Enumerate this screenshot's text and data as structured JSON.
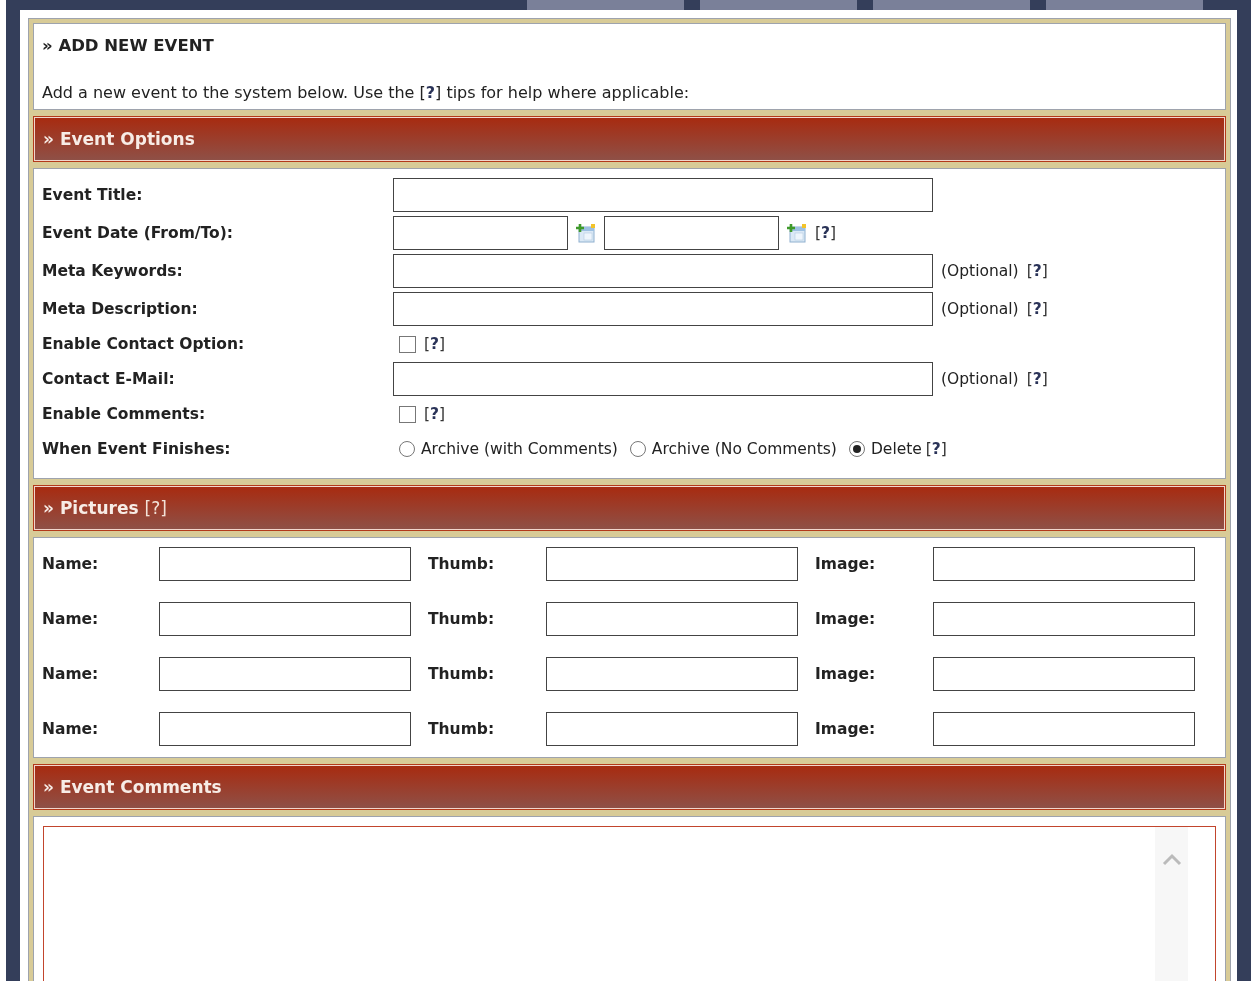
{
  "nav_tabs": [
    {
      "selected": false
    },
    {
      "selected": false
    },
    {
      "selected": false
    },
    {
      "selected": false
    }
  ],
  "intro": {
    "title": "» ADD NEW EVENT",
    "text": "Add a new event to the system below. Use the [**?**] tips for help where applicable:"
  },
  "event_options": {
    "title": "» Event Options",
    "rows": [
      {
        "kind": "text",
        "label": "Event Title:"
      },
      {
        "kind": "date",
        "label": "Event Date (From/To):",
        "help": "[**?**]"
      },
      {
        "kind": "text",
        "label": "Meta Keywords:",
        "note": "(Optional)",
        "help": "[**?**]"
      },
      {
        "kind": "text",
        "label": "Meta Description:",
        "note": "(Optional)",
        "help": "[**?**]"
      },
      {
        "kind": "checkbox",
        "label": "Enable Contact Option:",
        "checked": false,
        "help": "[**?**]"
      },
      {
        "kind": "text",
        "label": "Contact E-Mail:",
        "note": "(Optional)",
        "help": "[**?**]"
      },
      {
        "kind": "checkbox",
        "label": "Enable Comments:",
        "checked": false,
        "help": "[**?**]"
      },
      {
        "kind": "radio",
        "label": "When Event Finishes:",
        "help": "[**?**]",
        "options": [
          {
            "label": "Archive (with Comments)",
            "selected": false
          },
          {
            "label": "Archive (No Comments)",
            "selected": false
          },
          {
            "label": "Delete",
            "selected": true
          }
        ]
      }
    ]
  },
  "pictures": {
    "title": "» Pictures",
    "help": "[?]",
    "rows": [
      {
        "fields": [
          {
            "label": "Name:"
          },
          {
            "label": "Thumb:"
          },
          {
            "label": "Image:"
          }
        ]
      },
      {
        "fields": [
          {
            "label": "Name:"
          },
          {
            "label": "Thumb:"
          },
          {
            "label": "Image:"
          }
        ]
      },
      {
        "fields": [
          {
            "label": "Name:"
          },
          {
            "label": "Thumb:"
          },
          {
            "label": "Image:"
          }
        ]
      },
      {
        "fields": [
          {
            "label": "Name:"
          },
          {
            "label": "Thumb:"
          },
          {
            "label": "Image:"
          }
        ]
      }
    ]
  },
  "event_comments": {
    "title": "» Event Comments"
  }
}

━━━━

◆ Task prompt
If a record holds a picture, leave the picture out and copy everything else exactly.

◆ Expected answer
Enumerate this screenshot's text and data as structured JSON.
{
  "nav_tabs": [
    {
      "selected": false
    },
    {
      "selected": false
    },
    {
      "selected": false
    },
    {
      "selected": false
    }
  ],
  "intro": {
    "title": "» ADD NEW EVENT",
    "text": "Add a new event to the system below. Use the [**?**] tips for help where applicable:"
  },
  "event_options": {
    "title": "» Event Options",
    "rows": [
      {
        "kind": "text",
        "label": "Event Title:"
      },
      {
        "kind": "date",
        "label": "Event Date (From/To):",
        "help": "[**?**]"
      },
      {
        "kind": "text",
        "label": "Meta Keywords:",
        "note": "(Optional)",
        "help": "[**?**]"
      },
      {
        "kind": "text",
        "label": "Meta Description:",
        "note": "(Optional)",
        "help": "[**?**]"
      },
      {
        "kind": "checkbox",
        "label": "Enable Contact Option:",
        "checked": false,
        "help": "[**?**]"
      },
      {
        "kind": "text",
        "label": "Contact E-Mail:",
        "note": "(Optional)",
        "help": "[**?**]"
      },
      {
        "kind": "checkbox",
        "label": "Enable Comments:",
        "checked": false,
        "help": "[**?**]"
      },
      {
        "kind": "radio",
        "label": "When Event Finishes:",
        "help": "[**?**]",
        "options": [
          {
            "label": "Archive (with Comments)",
            "selected": false
          },
          {
            "label": "Archive (No Comments)",
            "selected": false
          },
          {
            "label": "Delete",
            "selected": true
          }
        ]
      }
    ]
  },
  "pictures": {
    "title": "» Pictures",
    "help": "[?]",
    "rows": [
      {
        "fields": [
          {
            "label": "Name:"
          },
          {
            "label": "Thumb:"
          },
          {
            "label": "Image:"
          }
        ]
      },
      {
        "fields": [
          {
            "label": "Name:"
          },
          {
            "label": "Thumb:"
          },
          {
            "label": "Image:"
          }
        ]
      },
      {
        "fields": [
          {
            "label": "Name:"
          },
          {
            "label": "Thumb:"
          },
          {
            "label": "Image:"
          }
        ]
      },
      {
        "fields": [
          {
            "label": "Name:"
          },
          {
            "label": "Thumb:"
          },
          {
            "label": "Image:"
          }
        ]
      }
    ]
  },
  "event_comments": {
    "title": "» Event Comments"
  }
}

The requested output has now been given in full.